Taken after a period of bad weather, this rather snowy photograph shows the Rochefort Glacier cirque, high above the Val Ferret on the Italian side of the Mont Blanc Range, from the southeast. (A) Dent de Jetoula (3306m). (B) Punta 3095m: the east-southeast face is in profile on the right. (C) Dent du Geant (4013m). (D) Aiguille du Rochefort (4001m). [Photo] Luca Signorelli
Italians Elio Bonfanti, Enrico Bonino, Luca Maspes, Rinaldo Roetti and Paolo Stroppiana have climbed a new route on the east-southeast face of Punta 3095m on the Italian side of the Mont Blanc Massif. This enigmatic granite tower is tucked away on the east flank of the Dent de Jetoula (3306m) above the Rochefort Glacier and has a relatively long and steep approach from the hamlet of Rochefort above the Val Ferret at 1650m. The triangular east-southeast face is a steep and often compact slab of granite around 300m high. The Italians climbed more or less in the center for five pitches to reach poorer rock and the right arete. The route starts with a superb 6a (5.10b) jam crack and then continues up easier ground to overcome a succession of three short 6c (5.11b) corners leading to the base of Pitch 4. This–the crux–is a steep and difficult wall, which can be climbed using ten bolts for aid. A pitch of 5.7/5.8 leads to the finish. Named Diretta allo Scudo, le Demon du Midi, the new route is 250m and 6c A0, 6b+ obl.

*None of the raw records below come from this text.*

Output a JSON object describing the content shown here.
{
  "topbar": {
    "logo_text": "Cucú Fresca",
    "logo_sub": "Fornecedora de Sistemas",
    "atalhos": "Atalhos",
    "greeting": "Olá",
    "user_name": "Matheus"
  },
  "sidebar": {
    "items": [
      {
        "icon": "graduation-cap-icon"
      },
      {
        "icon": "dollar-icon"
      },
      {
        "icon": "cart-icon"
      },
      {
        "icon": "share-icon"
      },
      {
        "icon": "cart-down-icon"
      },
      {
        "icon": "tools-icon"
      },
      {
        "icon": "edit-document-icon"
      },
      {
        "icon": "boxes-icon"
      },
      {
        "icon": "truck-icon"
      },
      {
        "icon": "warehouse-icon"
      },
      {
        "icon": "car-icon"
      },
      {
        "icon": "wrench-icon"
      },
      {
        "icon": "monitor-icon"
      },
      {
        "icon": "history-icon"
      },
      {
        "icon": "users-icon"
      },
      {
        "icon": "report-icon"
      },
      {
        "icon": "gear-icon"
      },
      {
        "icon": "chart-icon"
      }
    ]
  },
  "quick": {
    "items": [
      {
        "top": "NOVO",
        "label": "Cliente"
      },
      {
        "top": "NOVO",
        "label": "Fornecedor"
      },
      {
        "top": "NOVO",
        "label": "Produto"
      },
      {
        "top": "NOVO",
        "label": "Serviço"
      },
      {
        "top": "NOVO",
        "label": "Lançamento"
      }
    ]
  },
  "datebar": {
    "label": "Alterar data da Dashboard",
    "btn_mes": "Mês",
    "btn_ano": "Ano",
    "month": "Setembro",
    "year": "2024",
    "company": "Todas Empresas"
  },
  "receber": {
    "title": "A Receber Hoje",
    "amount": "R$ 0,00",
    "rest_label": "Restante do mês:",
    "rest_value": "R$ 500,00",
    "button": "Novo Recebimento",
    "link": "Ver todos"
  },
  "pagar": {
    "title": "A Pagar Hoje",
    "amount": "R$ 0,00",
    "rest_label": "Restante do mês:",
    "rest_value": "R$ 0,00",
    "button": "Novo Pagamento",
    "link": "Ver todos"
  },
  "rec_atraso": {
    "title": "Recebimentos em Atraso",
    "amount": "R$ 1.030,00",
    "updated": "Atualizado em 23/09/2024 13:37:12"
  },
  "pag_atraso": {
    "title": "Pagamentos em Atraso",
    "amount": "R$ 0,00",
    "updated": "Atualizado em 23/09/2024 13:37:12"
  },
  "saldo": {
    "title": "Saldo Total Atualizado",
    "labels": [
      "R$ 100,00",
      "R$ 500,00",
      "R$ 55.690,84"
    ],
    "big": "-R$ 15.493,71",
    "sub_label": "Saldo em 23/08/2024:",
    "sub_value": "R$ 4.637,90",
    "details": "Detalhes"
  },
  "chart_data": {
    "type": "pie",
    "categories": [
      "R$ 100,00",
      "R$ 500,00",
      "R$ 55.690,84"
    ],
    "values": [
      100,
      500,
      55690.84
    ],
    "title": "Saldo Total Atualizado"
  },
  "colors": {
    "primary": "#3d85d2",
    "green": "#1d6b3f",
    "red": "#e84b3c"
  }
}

Bonfanti was a former climbing partner of the late Giancarlo Grassi, arguably the best and most productive exploratory alpinist ever to come out of Italy. In September 1990, Grassi, with Franco Barus and Michele Ghirardi, put up the first known route on this formation, climbing the right edge of the east-southeast face up slabs that were initially tricky (graded UIAA V and VI [5.7 to 5.9+] at the time) and difficult to protect, then easier ground (III and IV) to the summit (the new Italian route section joins this final section of easy climbing). It was the last route Grassi opened in the Mont Blanc Massif before his untimely death the spring of 1991. He wrote at the time that he was interested in climbing the “shield of slabs” to the left, which are clearly visible from the valley, but sadly he was never able to return.

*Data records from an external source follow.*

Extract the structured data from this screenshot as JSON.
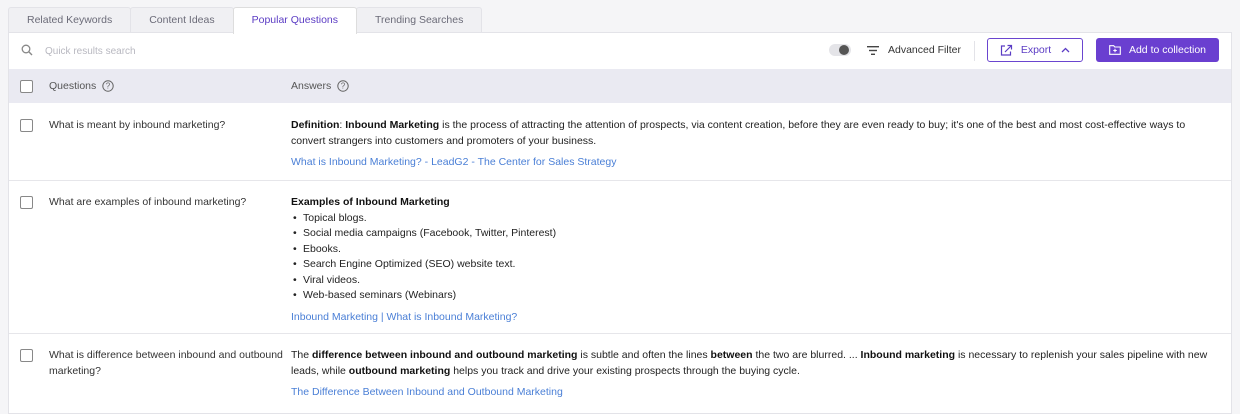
{
  "tabs": [
    {
      "label": "Related Keywords"
    },
    {
      "label": "Content Ideas"
    },
    {
      "label": "Popular Questions",
      "active": true
    },
    {
      "label": "Trending Searches"
    }
  ],
  "toolbar": {
    "search_placeholder": "Quick results search",
    "advanced_filter": "Advanced Filter",
    "export": "Export",
    "add_to_collection": "Add to collection"
  },
  "table": {
    "col_questions": "Questions",
    "col_answers": "Answers",
    "rows": [
      {
        "question": "What is meant by inbound marketing?",
        "answer_parts": [
          {
            "t": "Definition",
            "b": true
          },
          {
            "t": ": "
          },
          {
            "t": "Inbound Marketing",
            "b": true
          },
          {
            "t": " is the process of attracting the attention of prospects, via content creation, before they are even ready to buy; it's one of the best and most cost-effective ways to convert strangers into customers and promoters of your business."
          }
        ],
        "link": "What is Inbound Marketing? - LeadG2 - The Center for Sales Strategy"
      },
      {
        "question": "What are examples of inbound marketing?",
        "answer_heading": "Examples of Inbound Marketing",
        "answer_list": [
          "Topical blogs.",
          "Social media campaigns (Facebook, Twitter, Pinterest)",
          "Ebooks.",
          "Search Engine Optimized (SEO) website text.",
          "Viral videos.",
          "Web-based seminars (Webinars)"
        ],
        "link": "Inbound Marketing | What is Inbound Marketing?"
      },
      {
        "question": "What is difference between inbound and outbound marketing?",
        "answer_parts": [
          {
            "t": "The "
          },
          {
            "t": "difference between inbound and outbound marketing",
            "b": true
          },
          {
            "t": " is subtle and often the lines "
          },
          {
            "t": "between",
            "b": true
          },
          {
            "t": " the two are blurred. ... "
          },
          {
            "t": "Inbound marketing",
            "b": true
          },
          {
            "t": " is necessary to replenish your sales pipeline with new leads, while "
          },
          {
            "t": "outbound marketing",
            "b": true
          },
          {
            "t": " helps you track and drive your existing prospects through the buying cycle."
          }
        ],
        "link": "The Difference Between Inbound and Outbound Marketing"
      }
    ]
  },
  "colors": {
    "accent": "#6a3fd0",
    "link": "#4a7fd6",
    "header_bg": "#eaeaf2"
  }
}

Subsequently, the idea was forgotten. However, in the summer of 2005 another explorer of forgotten corners in the Massif’s Italian flanks, the British climber Tony Penning, added a second route to the peak when he climbed a corner system up the left side of the “shield”; a direct line on generally excellent rock ending exactly at the summit. Only natural protection was used and the route rappelled (Penning, who continues to prove how much virgin rock still remains in one of the most popular ranges in the Alps, may well have climbed more new routes on the south side of the Massif than any other non-Italian).
Bonfanti has approached the Courmayeur municipality, proposing that Punta 3095m (actually 3093m) be renamed Punta Grassi, in memory of Giancarlo. This may cause a little confusion since it was proposed that Punta 2862m, the granite tower below the south face of the Grandes Jorasses first climbed by Penning in 2006, also be renamed Punta Grassi, as it lies below one of the master’s greatest legacies, the unrepeated and ephemeral Phantom Direct (ED2/3: VI/5, ca. 1100m but 1600m of actual climbing, Grassi-Luzi-Rossi, 1985) on the Tronchey Wall.
Punta 3095m, possibly to be renamed Punta Grassi after the famous Italian alpinist Giancarlo Grassi, seen from the east-southeast during the summer of 2005. The line of the British route is marked. The new Italian route lies to the right, climbing the shield of pale granite just right of the prominent inverted V overhang. [Photo] Tony Penning